**DATA TO PROCESS**
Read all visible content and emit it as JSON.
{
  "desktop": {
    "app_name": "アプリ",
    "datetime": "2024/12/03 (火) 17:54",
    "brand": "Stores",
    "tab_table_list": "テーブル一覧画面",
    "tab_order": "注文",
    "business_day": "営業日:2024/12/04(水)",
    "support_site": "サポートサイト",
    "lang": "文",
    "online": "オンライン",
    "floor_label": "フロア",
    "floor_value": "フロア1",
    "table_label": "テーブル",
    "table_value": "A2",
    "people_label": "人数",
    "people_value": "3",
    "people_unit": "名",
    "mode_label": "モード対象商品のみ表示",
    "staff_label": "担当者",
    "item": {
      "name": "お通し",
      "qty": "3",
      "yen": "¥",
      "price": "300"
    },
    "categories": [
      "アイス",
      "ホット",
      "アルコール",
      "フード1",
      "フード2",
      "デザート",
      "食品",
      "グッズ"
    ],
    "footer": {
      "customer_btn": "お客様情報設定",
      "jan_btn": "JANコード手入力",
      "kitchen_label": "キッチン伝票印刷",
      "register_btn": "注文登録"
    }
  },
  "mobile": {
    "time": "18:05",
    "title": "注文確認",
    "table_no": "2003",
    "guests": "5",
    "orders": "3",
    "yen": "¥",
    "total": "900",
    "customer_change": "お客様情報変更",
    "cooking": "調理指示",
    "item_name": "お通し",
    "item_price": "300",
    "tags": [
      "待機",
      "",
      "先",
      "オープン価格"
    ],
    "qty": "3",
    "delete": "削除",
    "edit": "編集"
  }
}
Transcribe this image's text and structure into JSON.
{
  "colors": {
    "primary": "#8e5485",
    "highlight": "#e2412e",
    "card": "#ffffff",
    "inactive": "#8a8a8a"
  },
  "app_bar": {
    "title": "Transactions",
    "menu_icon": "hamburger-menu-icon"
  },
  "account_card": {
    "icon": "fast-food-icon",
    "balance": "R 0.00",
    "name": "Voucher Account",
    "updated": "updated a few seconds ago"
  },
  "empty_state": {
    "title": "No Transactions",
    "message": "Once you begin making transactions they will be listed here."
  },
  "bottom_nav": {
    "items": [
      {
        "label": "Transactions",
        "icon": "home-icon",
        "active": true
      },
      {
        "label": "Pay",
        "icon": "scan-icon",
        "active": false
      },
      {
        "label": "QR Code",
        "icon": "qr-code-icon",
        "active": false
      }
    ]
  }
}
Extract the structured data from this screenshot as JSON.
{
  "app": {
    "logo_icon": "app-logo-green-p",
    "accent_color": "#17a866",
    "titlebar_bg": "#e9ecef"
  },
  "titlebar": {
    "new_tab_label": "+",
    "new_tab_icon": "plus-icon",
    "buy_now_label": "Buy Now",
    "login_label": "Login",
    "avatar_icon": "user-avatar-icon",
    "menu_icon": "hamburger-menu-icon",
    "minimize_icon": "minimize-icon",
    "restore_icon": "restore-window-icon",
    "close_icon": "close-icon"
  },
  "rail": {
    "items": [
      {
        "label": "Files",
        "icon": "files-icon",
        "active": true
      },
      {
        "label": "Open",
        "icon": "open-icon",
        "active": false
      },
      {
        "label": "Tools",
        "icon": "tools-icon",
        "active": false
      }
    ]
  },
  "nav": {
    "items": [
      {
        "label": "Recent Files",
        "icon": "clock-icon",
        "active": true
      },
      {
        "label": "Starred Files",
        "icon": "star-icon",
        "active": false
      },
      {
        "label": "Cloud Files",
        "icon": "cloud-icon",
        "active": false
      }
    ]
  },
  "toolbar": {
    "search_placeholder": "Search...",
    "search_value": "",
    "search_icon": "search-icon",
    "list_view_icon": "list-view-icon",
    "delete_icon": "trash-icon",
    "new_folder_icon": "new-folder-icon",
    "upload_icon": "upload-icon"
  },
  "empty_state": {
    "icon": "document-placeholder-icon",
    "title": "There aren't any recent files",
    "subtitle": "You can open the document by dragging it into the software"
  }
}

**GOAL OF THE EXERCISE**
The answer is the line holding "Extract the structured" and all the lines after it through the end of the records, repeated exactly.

**FINISHED TASK**
Extract the structured data from this screenshot as JSON.
{
  "app": {
    "logo_icon": "app-logo-green-p",
    "accent_color": "#17a866",
    "titlebar_bg": "#e9ecef"
  },
  "titlebar": {
    "new_tab_label": "+",
    "new_tab_icon": "plus-icon",
    "buy_now_label": "Buy Now",
    "login_label": "Login",
    "avatar_icon": "user-avatar-icon",
    "menu_icon": "hamburger-menu-icon",
    "minimize_icon": "minimize-icon",
    "restore_icon": "restore-window-icon",
    "close_icon": "close-icon"
  },
  "rail": {
    "items": [
      {
        "label": "Files",
        "icon": "files-icon",
        "active": true
      },
      {
        "label": "Open",
        "icon": "open-icon",
        "active": false
      },
      {
        "label": "Tools",
        "icon": "tools-icon",
        "active": false
      }
    ]
  },
  "nav": {
    "items": [
      {
        "label": "Recent Files",
        "icon": "clock-icon",
        "active": true
      },
      {
        "label": "Starred Files",
        "icon": "star-icon",
        "active": false
      },
      {
        "label": "Cloud Files",
        "icon": "cloud-icon",
        "active": false
      }
    ]
  },
  "toolbar": {
    "search_placeholder": "Search...",
    "search_value": "",
    "search_icon": "search-icon",
    "list_view_icon": "list-view-icon",
    "delete_icon": "trash-icon",
    "new_folder_icon": "new-folder-icon",
    "upload_icon": "upload-icon"
  },
  "empty_state": {
    "icon": "document-placeholder-icon",
    "title": "There aren't any recent files",
    "subtitle": "You can open the document by dragging it into the software"
  }
}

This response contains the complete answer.